Study finds talk therapy for civilians with PTSD effective for military
A leading talk therapy for civilians with post-traumatic stress disorder, known as Cognitive Processing Therapy (CPT), also is effective for many who suffer from combat-related PTSD. This is the finding of researchers conducting the largest clinical trial to date to document an evidence-based treatment for PTSD in active-duty military personnel.
According to study findings published online Nov. 23 in JAMA Psychiatry, which include all who entered a trial comparing up to 12 sessions of CPT delivered in either group or individual format over the course of six weeks, nearly half of those receiving individual CPT and nearly 40 percent of those receiving group CPT recovered from PTSD. Findings showed not only significant reductions in PTSD symptoms, but also in depression and suicidal thinking, all of which were maintained over time.
The groundbreaking trial was conducted at the U.S. Army’s Fort Hood in Killeen, Texas, for the multi-institutional STRONG STAR Consortium, which is funded by the U.S. Department of Defense and based at UT Health San Antonio.
Patricia Resick, Ph.D., the developer of CPT and professor of psychiatry and behavioral sciences at Duke University School of Medicine, led the study comparing two different ways of delivering treatment with CPT. CPT is a therapy that helps patients challenge distorted thoughts that perpetuate unhelpful emotions related to their trauma, such as guilt, blame and anger, and to process their natural emotions, leading to a healthier viewpoint and more control over traumatic memories.
In the clinical trial, 268 active service members diagnosed with combat-related PTSD were assigned randomly to receive CPT either in individual or group format. The research team found both formats effective for many patients, but those receiving individual therapy showed significantly greater improvement.
Participants in individual therapy showed large improvements in the severity of their PTSD symptoms and group participants showed medium to large improvements. The study also showed that CPT resulted in significant reductions in depression and suicidal thinking, regardless of the treatment format. These findings continued through a six-month follow-up.

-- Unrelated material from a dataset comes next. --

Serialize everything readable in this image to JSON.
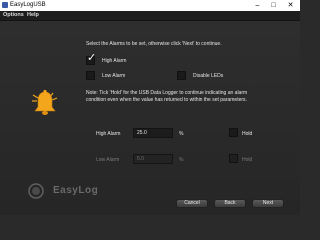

“This is very encouraging, especially since the trial was based only on 12 sessions of therapy over six weeks,” said Dr. Resick, the paper’s first author. “People often think you have to go to therapy for years to address PTSD. But in this large-scale clinical trial with CPT, we saw such a large percentage of patients show significant improvements and even fully recover from PTSD in a matter of weeks. This makes the therapy a good option for service members who wish to stay fit for active duty and veterans seeking to reintegrate into civilian life.”
While concluding that individual CPT is the more effective means of delivering treatment, the research team also suggested that group CPT should remain an option to keep therapy accessible when there are not enough therapists available to treat individually all of those needing treatment for PTSD.
“The results of this study provide the strongest scientific evidence to date that combat-related PTSD can be effectively treated in active duty military personnel,” said co-author Alan Peterson, Ph.D., director of the STRONG STAR Consortium and professor in the Department of Psychiatry at the UT Health Science Center San Antonio. However, he added, there still is room for improvement in order to help more service members heal from their psychological wounds.
Noting that this trial and others with veterans have similarly shown added difficulty in treating combat-related PTSD as compared to PTSD in civilians, the research team concluded, “In the military population, much remains to be done to improve existing treatments like CPT or develop new treatments.”
They suggested research focusing on specific issues found in military populations that may affect PTSD treatment, including a look at the roles of substance abuse and traumatic brain injury, and assessing the potential benefits of varying treatment length according to patient needs.
“Already, the STRONG STAR Consortium is starting to address many of these issues, with additional clinical trials in progress that seek to tailor and enhance CPT for combat-related PTSD and improve its effectiveness with service members and veterans,” Dr. Peterson said.